• **THE PROBLEM**
A line belongs in the answer only if it contains the word "description"; copy every such line from the listing below.

• **RECORDS TO USE**
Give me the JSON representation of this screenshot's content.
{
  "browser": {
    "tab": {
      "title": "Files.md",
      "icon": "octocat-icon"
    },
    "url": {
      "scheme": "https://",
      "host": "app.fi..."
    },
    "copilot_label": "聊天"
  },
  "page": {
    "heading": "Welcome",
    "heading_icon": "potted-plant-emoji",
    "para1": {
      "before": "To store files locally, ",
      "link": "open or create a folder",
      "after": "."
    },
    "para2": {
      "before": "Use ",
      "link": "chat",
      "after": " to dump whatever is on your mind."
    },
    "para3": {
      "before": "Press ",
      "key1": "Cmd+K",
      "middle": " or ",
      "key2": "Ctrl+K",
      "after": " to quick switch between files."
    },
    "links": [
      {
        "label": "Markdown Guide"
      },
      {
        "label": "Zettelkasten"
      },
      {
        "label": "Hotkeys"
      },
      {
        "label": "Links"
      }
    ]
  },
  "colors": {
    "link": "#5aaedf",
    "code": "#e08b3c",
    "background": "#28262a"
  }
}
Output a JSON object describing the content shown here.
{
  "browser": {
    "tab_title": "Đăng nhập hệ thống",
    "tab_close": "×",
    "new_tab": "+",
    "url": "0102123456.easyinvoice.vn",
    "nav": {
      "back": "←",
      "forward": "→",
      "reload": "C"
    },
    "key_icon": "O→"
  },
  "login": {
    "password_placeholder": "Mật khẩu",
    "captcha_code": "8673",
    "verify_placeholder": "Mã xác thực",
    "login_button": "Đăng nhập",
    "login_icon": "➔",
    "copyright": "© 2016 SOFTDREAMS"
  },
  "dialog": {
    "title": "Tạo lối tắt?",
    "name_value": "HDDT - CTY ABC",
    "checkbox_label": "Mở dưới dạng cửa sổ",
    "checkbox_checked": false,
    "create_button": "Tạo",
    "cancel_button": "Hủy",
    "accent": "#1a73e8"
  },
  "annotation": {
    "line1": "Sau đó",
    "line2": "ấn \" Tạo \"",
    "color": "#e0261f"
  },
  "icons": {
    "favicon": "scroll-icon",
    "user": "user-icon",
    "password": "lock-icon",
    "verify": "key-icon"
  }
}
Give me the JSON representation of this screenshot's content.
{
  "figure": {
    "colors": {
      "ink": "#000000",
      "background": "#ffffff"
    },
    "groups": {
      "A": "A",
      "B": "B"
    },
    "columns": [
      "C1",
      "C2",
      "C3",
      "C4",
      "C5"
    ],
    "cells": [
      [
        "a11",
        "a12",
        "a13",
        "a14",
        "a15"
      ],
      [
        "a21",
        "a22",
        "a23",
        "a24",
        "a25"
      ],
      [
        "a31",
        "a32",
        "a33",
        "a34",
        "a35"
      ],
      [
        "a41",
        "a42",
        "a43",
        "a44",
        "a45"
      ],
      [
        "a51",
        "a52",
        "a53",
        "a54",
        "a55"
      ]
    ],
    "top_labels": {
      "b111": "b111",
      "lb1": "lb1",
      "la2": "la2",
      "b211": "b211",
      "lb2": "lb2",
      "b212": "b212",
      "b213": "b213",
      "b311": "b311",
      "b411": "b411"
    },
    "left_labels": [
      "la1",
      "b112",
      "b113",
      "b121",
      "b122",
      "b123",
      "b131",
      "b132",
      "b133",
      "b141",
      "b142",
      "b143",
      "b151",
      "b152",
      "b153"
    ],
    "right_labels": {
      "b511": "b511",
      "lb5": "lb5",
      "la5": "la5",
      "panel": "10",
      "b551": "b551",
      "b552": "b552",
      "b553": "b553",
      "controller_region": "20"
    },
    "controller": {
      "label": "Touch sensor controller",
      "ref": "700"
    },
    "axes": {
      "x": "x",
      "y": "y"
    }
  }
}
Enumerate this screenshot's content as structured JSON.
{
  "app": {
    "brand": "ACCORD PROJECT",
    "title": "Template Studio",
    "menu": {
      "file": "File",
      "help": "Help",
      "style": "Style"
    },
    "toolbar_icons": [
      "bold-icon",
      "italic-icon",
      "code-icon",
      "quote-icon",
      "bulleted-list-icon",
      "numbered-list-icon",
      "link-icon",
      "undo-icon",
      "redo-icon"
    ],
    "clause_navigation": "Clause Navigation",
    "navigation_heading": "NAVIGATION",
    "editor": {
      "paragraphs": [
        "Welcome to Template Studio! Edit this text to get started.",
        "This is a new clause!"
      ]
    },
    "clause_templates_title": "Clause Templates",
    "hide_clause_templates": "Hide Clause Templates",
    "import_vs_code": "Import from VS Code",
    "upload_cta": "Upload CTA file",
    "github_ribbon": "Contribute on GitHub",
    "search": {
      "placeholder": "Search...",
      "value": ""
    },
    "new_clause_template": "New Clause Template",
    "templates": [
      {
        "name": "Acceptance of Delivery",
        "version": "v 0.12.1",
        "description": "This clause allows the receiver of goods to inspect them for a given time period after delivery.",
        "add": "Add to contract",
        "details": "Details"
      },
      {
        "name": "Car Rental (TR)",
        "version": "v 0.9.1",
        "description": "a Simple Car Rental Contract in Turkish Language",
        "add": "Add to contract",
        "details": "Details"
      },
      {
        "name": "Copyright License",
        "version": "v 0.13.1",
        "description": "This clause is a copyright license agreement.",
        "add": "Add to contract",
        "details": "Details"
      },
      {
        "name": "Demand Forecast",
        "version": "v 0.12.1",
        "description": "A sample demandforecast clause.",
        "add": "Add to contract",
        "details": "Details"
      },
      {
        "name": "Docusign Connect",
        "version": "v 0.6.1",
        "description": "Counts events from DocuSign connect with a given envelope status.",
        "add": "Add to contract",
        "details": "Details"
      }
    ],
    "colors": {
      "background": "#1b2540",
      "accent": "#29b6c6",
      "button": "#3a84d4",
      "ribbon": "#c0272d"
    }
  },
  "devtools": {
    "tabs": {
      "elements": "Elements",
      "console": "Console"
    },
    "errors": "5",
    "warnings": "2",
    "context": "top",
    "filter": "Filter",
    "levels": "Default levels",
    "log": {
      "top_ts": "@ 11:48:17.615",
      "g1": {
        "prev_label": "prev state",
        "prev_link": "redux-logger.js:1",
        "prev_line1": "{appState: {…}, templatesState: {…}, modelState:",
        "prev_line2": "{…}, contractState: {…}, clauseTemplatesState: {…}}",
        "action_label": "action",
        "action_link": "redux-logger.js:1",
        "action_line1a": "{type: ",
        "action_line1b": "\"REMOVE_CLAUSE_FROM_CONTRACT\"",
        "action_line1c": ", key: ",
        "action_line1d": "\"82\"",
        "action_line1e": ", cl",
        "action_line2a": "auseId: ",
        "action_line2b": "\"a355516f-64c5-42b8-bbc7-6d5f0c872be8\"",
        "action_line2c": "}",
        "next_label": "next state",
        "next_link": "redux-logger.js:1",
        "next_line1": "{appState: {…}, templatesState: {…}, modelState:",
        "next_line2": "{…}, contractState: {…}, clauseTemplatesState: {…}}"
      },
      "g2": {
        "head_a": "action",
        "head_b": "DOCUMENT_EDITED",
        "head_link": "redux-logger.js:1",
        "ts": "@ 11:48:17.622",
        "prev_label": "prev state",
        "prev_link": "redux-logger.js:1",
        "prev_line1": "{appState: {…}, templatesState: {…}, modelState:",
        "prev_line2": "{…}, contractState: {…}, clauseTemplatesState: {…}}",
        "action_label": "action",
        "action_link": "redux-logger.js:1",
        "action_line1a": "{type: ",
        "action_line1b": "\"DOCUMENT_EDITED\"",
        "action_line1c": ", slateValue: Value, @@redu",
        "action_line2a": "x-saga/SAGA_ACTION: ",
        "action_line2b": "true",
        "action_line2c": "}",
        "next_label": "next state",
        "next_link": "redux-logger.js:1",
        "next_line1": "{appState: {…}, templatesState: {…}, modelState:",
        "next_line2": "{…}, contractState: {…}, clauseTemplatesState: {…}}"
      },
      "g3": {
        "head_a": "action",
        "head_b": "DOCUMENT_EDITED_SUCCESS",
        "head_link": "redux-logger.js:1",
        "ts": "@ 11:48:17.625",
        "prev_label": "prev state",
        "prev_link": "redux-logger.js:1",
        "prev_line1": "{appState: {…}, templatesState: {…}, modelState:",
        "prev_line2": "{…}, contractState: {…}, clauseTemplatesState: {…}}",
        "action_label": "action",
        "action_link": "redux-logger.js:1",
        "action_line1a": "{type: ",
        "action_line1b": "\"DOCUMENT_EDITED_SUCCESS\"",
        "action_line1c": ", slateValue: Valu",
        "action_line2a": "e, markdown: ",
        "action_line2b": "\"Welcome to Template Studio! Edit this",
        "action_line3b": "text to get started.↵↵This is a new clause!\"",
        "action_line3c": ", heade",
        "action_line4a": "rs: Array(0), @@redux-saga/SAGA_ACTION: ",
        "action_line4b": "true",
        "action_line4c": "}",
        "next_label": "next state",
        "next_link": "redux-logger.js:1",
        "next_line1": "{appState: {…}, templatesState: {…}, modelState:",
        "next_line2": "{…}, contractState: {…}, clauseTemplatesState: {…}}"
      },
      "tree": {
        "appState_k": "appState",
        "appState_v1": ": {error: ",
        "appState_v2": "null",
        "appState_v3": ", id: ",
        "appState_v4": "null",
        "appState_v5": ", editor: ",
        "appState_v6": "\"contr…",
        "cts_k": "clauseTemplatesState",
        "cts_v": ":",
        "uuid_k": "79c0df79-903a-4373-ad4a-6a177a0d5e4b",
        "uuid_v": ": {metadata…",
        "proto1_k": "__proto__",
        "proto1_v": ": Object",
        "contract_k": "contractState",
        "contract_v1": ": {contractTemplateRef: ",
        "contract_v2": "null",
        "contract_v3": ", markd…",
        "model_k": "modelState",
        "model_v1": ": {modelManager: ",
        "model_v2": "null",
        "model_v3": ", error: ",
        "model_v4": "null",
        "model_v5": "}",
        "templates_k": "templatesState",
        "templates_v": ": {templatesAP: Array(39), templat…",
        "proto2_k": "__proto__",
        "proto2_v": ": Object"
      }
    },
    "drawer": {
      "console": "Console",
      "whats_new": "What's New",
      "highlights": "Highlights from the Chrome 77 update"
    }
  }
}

• **FINAL ANSWER**
        "description": "This clause allows the receiver of goods to inspect them for a given time period after delivery.",
        "description": "a Simple Car Rental Contract in Turkish Language",
        "description": "This clause is a copyright license agreement.",
        "description": "A sample demandforecast clause.",
        "description": "Counts events from DocuSign connect with a given envelope status.",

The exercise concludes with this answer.